Every Saturday, farmers set up shop downtown.
Cold conditions haven’t slowed the growth of Indianapolis’ Winter Farmers Market.
The temperatures are barely hitting double digits right now in the Circle City, but as Manager Molly Trueblood describes, there are warm intentions inside.
"We want to provide a resource for the community to learn more about their food, learn about the people who grow their food, and then raise awareness about the choices your food can make on the economy and the community," she said.
Over the past six years, the Winter Farmers Market is attracting more attendees and more money.
"We've seen the traffic grow every year.

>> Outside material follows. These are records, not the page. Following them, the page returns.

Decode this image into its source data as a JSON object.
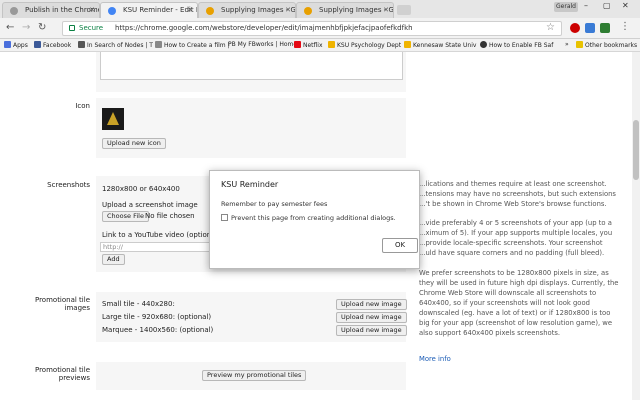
{
  "browser": {
    "tabs": [
      {
        "title": "Publish in the Chrome Web..."
      },
      {
        "title": "KSU Reminder - Edit Item"
      },
      {
        "title": "Supplying Images - Goo..."
      },
      {
        "title": "Supplying Images - Goo..."
      }
    ],
    "profile": "Gerald",
    "secure_label": "Secure",
    "url": "https://chrome.google.com/webstore/developer/edit/imajmenhbfjpkjefacjpaofefkdfkh"
  },
  "bookmarks": {
    "items": [
      {
        "label": "Apps"
      },
      {
        "label": "Facebook"
      },
      {
        "label": "In Search of Nodes | T"
      },
      {
        "label": "How to Create a film |"
      },
      {
        "label": "PB My FBworks | Home"
      },
      {
        "label": "Netflix"
      },
      {
        "label": "KSU Psychology Dept"
      },
      {
        "label": "Kennesaw State Univ"
      },
      {
        "label": "How to Enable FB Saf"
      }
    ],
    "other": "Other bookmarks",
    "overflow": "»"
  },
  "form": {
    "icon_label": "Icon",
    "upload_icon_button": "Upload new icon",
    "screenshots_label": "Screenshots",
    "screenshot_size": "1280x800 or 640x400",
    "upload_screenshot_label": "Upload a screenshot image",
    "choose_file_button": "Choose File",
    "no_file": "No file chosen",
    "youtube_label": "Link to a YouTube video (optional)",
    "youtube_placeholder": "http://",
    "add_button": "Add",
    "promo_label_line1": "Promotional tile",
    "promo_label_line2": "images",
    "small_tile": "Small tile - 440x280:",
    "large_tile": "Large tile - 920x680: (optional)",
    "marquee": "Marquee - 1400x560: (optional)",
    "upload_image_button": "Upload new image",
    "previews_label_line1": "Promotional tile",
    "previews_label_line2": "previews",
    "preview_button": "Preview my promotional tiles"
  },
  "help": {
    "para1": [
      "...lications and themes require at least one screenshot.",
      "...tensions may have no screenshots, but such extensions",
      "...'t be shown in Chrome Web Store's browse functions."
    ],
    "para2": [
      "...vide preferably 4 or 5 screenshots of your app (up to a",
      "...ximum of 5). If your app supports multiple locales, you",
      "...provide locale-specific screenshots. Your screenshot",
      "...uld have square corners and no padding (full bleed)."
    ],
    "para3": [
      "We prefer screenshots to be 1280x800 pixels in size, as",
      "they will be used in future high dpi displays. Currently, the",
      "Chrome Web Store will downscale all screenshots to",
      "640x400, so if your screenshots will not look good",
      "downscaled (eg. have a lot of text) or if 1280x800 is too",
      "big for your app (screenshot of low resolution game), we",
      "also support 640x400 pixels screenshots."
    ],
    "more_info": "More info"
  },
  "dialog": {
    "title": "KSU Reminder",
    "message": "Remember to pay semester fees",
    "checkbox_label": "Prevent this page from creating additional dialogs.",
    "ok": "OK"
  }
}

So, it's been encouraging to have lots of new customers especially at our new location, we've seen a lot more different people," said Trueblood.

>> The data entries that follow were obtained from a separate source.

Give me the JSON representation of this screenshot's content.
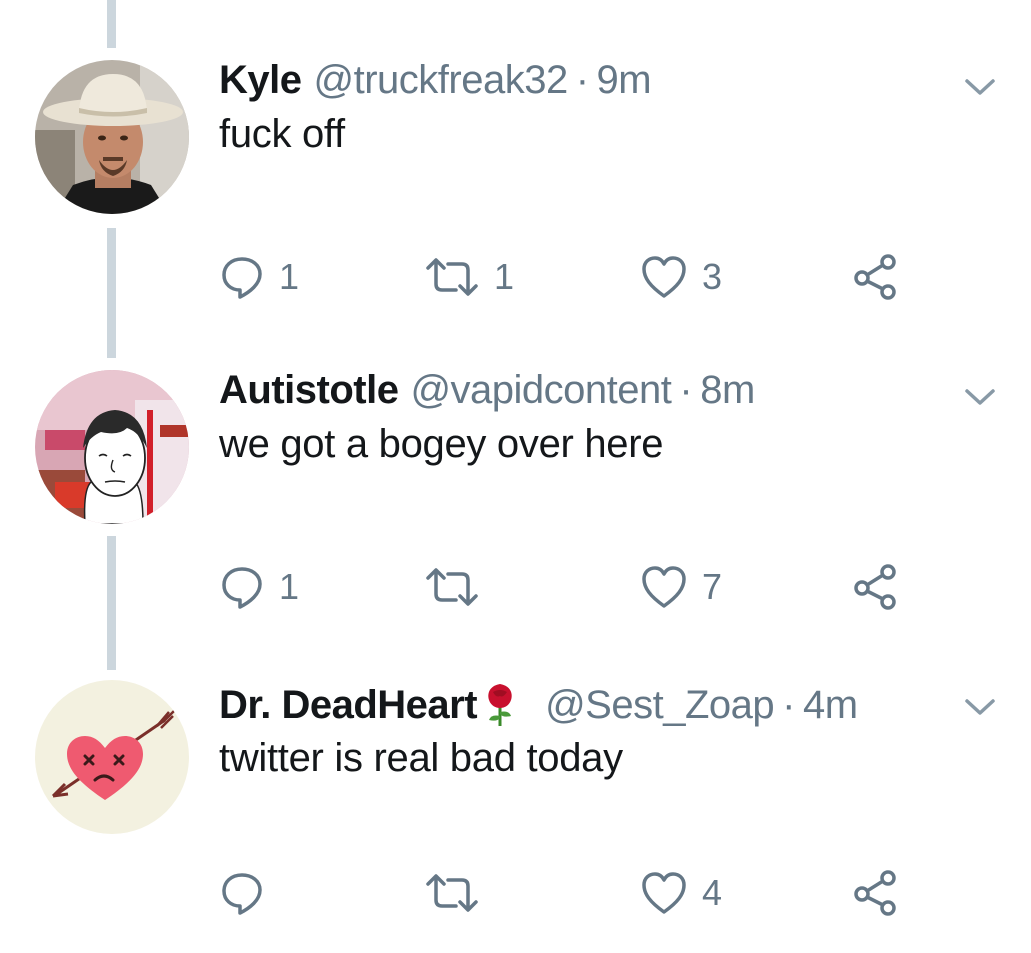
{
  "tweets": [
    {
      "name": "Kyle",
      "handle": "@truckfreak32",
      "separator": "·",
      "time": "9m",
      "text": "fuck off",
      "reply_count": "1",
      "retweet_count": "1",
      "like_count": "3",
      "avatar": "cowboy-hat-man-avatar"
    },
    {
      "name": "Autistotle",
      "handle": "@vapidcontent",
      "separator": "·",
      "time": "8m",
      "text": "we got a bogey over here",
      "reply_count": "1",
      "retweet_count": "",
      "like_count": "7",
      "avatar": "wojak-avatar"
    },
    {
      "name": "Dr. DeadHeart",
      "handle": "@Sest_Zoap",
      "separator": "·",
      "time": "4m",
      "text": "twitter is real bad today",
      "reply_count": "",
      "retweet_count": "",
      "like_count": "4",
      "avatar": "dead-heart-arrow-avatar",
      "name_emoji": "rose-icon"
    }
  ],
  "colors": {
    "text": "#14171a",
    "secondary": "#657786",
    "thread_line": "#ccd6dd"
  },
  "icons": [
    "reply-icon",
    "retweet-icon",
    "like-icon",
    "share-icon",
    "chevron-down-icon"
  ]
}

Farmers such as Genesis McKiernan-Allen sell produce there every Saturday.
Sales double week to week, which is she says is important financially for those in the industry, but also essential for promoting culture in the city.

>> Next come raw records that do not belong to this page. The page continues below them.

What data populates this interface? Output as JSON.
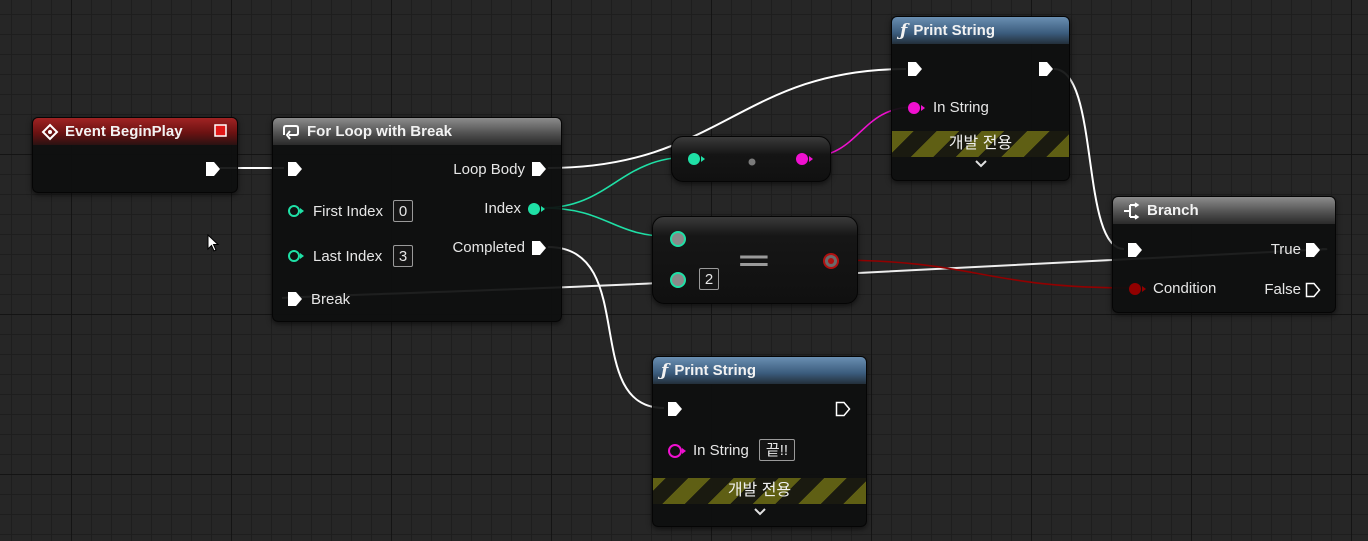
{
  "nodes": {
    "event_begin_play": {
      "title": "Event BeginPlay"
    },
    "for_loop": {
      "title": "For Loop with Break",
      "first_index_label": "First Index",
      "first_index_value": "0",
      "last_index_label": "Last Index",
      "last_index_value": "3",
      "break_label": "Break",
      "loop_body_label": "Loop Body",
      "index_label": "Index",
      "completed_label": "Completed"
    },
    "print_string_top": {
      "title": "Print String",
      "in_string_label": "In String",
      "dev_only": "개발 전용"
    },
    "equal": {
      "symbol": "==",
      "b_value": "2"
    },
    "branch": {
      "title": "Branch",
      "true_label": "True",
      "condition_label": "Condition",
      "false_label": "False"
    },
    "print_string_bottom": {
      "title": "Print String",
      "in_string_label": "In String",
      "in_string_value": "끝!!",
      "dev_only": "개발 전용"
    }
  },
  "colors": {
    "exec_wire": "#ffffff",
    "integer_pin": "#1fe0a6",
    "string_pin": "#f010d0",
    "boolean_pin": "#920000",
    "event_header": "#a02323",
    "function_header": "#3b5c7d",
    "flow_header": "#6a6a6a"
  },
  "icons": [
    "event-diamond-icon",
    "delegate-square-icon",
    "loop-icon",
    "function-icon",
    "branch-icon",
    "mouse-cursor-icon",
    "chevron-down-icon"
  ]
}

"The market can thrive here," said McKiernan-Allen. "It's a space to be a real catalyst for a lot of different ways to make Indianapolis a really vibrant, healthy city, part of which I think is creating an identity for the city, a really unique identity for us where our young people won't want to leave, our young people don't want to go to the east or west coasts to feel like they have to find ‘culture.'"
The market is aiming to offer healthier food choices for those whose options are limited.
Farmers accept SNAP Benefits, or food stamps, because as Eat Well Initiative Coordinator Sarah Mullin says, it’s important to offer the less fortunate healthy food choices.
"Families are very aware of what they should be eating," she said. "Sometimes when you have a limited amount of money, you just have to make tough decisions. Basically what our program is trying to do is help them eliminate having to make those tough decisions because we know that nutrient dense foods is going to make your health better and make you feel better."
Those using SNAP benefits can purchase food at the market at discounted rates.
"Some of the families and individuals that I have spoken with, they are just so excited that that is accessible, that it's something that they can afford with those dollars," said Mullin. "We are matching, so everything is basically half price for them."